In practice, what the industry means by “working together” is bringing in voluntary codes rather than statutory regulation – solving problems through rules that the industry chooses to comply with, rather than laws which they must comply with. These are supposed to be easier to implement and more flexible than going down the legal route. However, evidence from across the world shows that the voluntary codes adopted by drinks industries are essentially ineffective at reducing alcohol harms – they tend to focus on the wrong sort of interventions, and are routinely ignored by signatory companies anyway. This was recognized with smoking and the tobacco industry, and is equally true of those who profit from alcohol.
6. Alcohol marketing is not harmful. It is simply intended to assist the consumer in selecting a certain product or brand
The drinks industry spends around £800 million a year on advertising, marketing, sponsorship, contests and special promotions. While the most important factors determining consumption are price and availability, marketing does have a demonstrable impact on levels of drinking, not just the brands people choose to drink.
This is particularly true with young people and a number of studies have concluded that marketing communications do have a marked effect on consumption.

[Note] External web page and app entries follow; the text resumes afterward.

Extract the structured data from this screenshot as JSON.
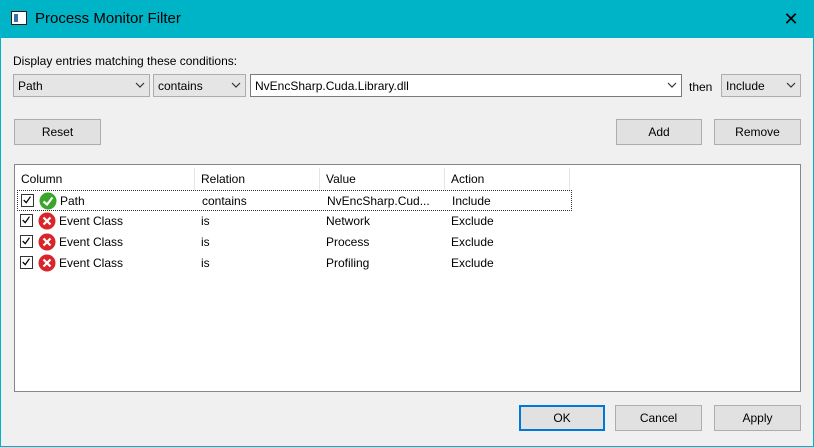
{
  "window": {
    "title": "Process Monitor Filter"
  },
  "prompt": "Display entries matching these conditions:",
  "filter": {
    "column": "Path",
    "relation": "contains",
    "value": "NvEncSharp.Cuda.Library.dll",
    "then_label": "then",
    "action": "Include"
  },
  "buttons": {
    "reset": "Reset",
    "add": "Add",
    "remove": "Remove",
    "ok": "OK",
    "cancel": "Cancel",
    "apply": "Apply"
  },
  "table": {
    "headers": [
      "Column",
      "Relation",
      "Value",
      "Action"
    ],
    "rows": [
      {
        "column": "Path",
        "relation": "contains",
        "value": "NvEncSharp.Cud...",
        "action": "Include",
        "status": "include-icon"
      },
      {
        "column": "Event Class",
        "relation": "is",
        "value": "Network",
        "action": "Exclude",
        "status": "exclude-icon"
      },
      {
        "column": "Event Class",
        "relation": "is",
        "value": "Process",
        "action": "Exclude",
        "status": "exclude-icon"
      },
      {
        "column": "Event Class",
        "relation": "is",
        "value": "Profiling",
        "action": "Exclude",
        "status": "exclude-icon"
      }
    ]
  },
  "colors": {
    "titlebar": "#00b4c8",
    "include": "#3aa52a",
    "exclude": "#d9252a",
    "accent": "#0078d7"
  }
}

A recent British Medical Association (BMA) publication, Under the Influence, revealed many of the techniques the drinks industry employs to target a younger audience, including email campaigns with embedded film clips advertising alcohol, Facebook links and texts going direct to people’s phones.